App and web page records:
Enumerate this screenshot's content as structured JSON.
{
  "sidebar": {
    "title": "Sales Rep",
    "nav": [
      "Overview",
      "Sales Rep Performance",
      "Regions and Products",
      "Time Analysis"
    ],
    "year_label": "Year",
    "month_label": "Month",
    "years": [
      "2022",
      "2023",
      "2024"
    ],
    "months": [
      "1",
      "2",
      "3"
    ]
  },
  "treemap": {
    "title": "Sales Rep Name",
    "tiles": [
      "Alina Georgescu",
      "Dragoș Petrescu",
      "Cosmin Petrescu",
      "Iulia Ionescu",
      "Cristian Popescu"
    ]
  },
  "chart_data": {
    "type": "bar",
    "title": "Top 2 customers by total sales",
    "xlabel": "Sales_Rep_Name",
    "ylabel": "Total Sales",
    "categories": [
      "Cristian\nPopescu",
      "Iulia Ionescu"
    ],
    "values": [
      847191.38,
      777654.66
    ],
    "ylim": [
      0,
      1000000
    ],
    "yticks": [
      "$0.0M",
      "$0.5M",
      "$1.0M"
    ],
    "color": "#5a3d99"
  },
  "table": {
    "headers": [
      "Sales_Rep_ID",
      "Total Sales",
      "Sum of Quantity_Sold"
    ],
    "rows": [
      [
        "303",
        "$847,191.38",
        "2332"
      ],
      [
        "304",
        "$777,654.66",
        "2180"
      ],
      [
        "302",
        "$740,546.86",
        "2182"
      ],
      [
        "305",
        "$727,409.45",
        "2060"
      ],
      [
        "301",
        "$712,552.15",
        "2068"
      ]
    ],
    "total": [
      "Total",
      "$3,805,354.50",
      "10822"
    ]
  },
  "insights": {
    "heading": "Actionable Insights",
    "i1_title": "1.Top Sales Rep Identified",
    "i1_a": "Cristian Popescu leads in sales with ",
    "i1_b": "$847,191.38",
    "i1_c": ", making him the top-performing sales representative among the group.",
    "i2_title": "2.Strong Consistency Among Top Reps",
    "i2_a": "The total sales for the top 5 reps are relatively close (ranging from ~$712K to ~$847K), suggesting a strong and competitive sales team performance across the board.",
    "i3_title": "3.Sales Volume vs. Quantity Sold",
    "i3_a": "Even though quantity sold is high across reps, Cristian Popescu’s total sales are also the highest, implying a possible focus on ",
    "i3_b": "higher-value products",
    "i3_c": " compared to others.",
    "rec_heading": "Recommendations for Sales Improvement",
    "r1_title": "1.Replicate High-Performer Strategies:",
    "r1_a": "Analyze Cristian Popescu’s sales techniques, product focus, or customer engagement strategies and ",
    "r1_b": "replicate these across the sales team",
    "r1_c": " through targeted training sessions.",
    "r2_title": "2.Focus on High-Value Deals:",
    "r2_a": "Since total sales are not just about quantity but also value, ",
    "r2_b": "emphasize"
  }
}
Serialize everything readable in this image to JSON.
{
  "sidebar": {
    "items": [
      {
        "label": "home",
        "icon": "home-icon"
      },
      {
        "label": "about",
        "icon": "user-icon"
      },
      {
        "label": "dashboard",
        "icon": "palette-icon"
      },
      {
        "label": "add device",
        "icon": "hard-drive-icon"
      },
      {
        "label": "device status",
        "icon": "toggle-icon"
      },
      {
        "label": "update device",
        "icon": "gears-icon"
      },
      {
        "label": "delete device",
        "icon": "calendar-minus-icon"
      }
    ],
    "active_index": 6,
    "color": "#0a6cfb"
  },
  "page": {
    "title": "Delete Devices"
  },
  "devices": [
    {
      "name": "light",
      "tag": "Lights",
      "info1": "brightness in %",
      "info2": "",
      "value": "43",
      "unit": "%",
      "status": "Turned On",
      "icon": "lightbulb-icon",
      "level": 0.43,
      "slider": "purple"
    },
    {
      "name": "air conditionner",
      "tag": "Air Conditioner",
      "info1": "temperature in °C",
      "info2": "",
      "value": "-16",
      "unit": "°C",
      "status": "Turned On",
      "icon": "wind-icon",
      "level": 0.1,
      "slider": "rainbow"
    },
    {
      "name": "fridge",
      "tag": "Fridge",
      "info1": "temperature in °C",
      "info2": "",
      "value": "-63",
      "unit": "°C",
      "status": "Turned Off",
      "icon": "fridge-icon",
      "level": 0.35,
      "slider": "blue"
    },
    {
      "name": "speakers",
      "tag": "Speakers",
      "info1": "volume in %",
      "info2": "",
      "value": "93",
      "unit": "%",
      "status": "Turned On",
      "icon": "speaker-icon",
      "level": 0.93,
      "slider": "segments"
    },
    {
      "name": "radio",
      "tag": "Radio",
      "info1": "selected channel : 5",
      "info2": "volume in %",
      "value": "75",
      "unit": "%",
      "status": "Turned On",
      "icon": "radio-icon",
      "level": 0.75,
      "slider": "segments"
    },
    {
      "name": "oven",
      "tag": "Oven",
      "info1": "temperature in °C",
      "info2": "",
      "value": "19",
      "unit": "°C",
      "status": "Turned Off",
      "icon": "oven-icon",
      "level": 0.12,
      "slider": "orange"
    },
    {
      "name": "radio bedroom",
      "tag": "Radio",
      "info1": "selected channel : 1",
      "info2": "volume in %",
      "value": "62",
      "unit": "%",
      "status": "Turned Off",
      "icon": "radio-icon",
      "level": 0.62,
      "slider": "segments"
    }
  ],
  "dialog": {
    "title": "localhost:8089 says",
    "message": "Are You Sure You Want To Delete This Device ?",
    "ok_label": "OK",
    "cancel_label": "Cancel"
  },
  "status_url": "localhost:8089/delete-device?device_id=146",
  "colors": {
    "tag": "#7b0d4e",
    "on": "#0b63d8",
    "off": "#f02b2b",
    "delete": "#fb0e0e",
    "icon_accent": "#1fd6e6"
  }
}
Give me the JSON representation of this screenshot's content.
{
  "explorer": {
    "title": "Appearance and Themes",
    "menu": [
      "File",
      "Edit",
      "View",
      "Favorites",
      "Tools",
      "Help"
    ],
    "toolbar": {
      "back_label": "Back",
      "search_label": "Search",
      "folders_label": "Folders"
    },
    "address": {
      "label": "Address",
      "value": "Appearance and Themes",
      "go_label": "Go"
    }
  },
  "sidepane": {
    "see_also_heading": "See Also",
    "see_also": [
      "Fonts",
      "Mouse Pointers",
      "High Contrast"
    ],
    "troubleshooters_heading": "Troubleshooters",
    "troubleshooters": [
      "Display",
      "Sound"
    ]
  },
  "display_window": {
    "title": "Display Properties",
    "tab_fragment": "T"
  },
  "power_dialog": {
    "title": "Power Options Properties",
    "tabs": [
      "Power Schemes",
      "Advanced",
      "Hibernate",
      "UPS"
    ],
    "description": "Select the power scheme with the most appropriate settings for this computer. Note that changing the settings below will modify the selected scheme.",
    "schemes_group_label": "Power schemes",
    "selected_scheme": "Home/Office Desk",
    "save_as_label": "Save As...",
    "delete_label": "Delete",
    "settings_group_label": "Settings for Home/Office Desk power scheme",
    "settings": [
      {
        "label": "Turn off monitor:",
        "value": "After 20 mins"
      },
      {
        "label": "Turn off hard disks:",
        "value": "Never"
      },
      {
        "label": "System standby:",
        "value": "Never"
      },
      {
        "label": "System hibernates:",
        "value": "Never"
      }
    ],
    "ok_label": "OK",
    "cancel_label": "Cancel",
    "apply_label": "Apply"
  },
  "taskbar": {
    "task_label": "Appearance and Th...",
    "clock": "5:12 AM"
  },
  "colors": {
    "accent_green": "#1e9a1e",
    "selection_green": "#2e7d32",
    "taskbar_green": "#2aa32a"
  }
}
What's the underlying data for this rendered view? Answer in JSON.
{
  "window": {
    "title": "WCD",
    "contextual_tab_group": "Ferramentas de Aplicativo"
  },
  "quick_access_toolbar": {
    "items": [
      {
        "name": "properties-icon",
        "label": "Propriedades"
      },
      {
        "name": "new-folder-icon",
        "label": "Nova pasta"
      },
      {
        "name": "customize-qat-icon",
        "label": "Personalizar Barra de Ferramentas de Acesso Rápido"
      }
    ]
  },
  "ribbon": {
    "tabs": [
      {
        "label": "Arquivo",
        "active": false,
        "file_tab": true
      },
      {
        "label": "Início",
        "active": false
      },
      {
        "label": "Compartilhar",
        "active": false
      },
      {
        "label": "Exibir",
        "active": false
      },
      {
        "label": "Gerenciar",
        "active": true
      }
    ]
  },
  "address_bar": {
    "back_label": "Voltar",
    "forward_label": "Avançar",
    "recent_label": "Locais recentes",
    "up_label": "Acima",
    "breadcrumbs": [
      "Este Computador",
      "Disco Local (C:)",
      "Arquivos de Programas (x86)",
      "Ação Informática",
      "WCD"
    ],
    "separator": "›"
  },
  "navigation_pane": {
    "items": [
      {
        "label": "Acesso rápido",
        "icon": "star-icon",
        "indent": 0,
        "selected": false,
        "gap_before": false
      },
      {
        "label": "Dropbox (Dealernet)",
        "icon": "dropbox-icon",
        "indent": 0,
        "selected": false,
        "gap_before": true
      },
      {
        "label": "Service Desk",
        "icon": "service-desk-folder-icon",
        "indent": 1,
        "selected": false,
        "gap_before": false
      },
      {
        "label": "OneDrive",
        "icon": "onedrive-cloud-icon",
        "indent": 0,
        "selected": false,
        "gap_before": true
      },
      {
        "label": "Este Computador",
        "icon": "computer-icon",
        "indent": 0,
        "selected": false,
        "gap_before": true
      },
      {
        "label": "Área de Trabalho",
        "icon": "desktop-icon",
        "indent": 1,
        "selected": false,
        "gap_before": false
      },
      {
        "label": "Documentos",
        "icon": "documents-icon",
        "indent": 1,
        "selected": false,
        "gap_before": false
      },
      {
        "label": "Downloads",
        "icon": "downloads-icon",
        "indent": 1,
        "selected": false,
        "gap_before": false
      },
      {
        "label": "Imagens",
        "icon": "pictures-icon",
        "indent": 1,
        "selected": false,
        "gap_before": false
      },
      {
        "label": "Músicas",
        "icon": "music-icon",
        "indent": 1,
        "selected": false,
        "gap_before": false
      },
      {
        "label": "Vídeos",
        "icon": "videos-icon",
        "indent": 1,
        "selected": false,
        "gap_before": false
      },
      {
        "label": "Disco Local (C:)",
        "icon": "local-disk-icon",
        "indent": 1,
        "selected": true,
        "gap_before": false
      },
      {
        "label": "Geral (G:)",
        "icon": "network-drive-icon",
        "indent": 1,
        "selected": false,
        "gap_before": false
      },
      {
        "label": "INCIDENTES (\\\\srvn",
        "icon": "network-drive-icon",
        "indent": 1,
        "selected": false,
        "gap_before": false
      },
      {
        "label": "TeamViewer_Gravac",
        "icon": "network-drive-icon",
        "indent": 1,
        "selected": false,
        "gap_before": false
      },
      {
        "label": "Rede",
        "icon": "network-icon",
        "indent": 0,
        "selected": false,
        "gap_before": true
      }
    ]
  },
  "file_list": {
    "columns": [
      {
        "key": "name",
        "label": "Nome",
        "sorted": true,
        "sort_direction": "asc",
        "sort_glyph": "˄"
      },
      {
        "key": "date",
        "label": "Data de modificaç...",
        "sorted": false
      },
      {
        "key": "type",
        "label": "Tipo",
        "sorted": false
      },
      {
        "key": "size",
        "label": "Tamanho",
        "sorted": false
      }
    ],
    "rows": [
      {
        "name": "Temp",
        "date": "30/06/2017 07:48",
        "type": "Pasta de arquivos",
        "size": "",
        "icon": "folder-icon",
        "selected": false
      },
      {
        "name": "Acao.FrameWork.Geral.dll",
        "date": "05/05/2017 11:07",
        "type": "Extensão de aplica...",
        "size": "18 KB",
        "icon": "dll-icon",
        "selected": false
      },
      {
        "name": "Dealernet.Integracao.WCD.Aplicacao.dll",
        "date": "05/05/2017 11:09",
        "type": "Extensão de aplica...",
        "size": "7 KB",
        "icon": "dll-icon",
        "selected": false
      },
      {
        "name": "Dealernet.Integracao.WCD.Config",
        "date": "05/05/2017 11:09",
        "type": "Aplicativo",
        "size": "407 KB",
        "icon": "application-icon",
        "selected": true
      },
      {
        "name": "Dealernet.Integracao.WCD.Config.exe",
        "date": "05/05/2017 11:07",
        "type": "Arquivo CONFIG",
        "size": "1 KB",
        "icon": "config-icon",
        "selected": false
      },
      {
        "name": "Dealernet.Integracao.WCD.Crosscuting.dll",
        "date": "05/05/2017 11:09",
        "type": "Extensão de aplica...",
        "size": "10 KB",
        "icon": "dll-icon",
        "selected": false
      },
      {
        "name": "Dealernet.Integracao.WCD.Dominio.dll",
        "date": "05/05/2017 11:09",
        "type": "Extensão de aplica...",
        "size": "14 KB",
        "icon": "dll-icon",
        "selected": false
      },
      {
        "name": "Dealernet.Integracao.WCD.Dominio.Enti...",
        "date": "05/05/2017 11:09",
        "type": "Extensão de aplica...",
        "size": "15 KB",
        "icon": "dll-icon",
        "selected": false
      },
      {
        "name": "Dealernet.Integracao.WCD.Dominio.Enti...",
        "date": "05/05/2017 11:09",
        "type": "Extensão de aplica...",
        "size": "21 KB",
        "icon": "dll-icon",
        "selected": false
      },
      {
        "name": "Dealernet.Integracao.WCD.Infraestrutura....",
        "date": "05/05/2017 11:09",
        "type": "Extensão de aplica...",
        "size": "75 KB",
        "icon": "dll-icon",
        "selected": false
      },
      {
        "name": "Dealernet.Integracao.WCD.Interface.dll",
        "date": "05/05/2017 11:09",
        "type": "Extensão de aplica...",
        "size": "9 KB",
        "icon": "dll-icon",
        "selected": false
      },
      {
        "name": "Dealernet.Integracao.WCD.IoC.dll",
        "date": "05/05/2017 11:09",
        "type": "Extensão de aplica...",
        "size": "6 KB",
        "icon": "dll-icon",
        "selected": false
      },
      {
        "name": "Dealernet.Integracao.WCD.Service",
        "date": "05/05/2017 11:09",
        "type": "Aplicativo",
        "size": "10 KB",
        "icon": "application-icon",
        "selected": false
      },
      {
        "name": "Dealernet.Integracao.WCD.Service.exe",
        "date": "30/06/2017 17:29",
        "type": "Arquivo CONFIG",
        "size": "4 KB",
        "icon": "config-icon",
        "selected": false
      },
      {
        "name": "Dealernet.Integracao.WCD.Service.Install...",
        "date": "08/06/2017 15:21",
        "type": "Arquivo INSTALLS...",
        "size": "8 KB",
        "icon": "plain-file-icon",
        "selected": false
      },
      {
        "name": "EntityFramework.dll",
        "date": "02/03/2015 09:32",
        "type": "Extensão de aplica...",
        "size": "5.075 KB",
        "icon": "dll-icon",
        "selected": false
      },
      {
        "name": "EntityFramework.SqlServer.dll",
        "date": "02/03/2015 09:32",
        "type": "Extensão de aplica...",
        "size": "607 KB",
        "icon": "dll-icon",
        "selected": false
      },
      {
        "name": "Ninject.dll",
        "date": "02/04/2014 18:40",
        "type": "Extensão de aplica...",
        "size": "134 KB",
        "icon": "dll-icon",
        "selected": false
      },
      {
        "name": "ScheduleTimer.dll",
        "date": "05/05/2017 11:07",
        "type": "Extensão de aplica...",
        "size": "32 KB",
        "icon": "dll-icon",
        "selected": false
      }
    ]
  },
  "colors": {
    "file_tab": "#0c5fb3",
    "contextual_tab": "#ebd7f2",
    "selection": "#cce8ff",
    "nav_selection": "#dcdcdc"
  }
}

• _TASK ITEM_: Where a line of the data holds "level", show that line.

• _TASK ANSWER_:
      "level": 0.43,
      "level": 0.1,
      "level": 0.35,
      "level": 0.93,
      "level": 0.75,
      "level": 0.12,
      "level": 0.62,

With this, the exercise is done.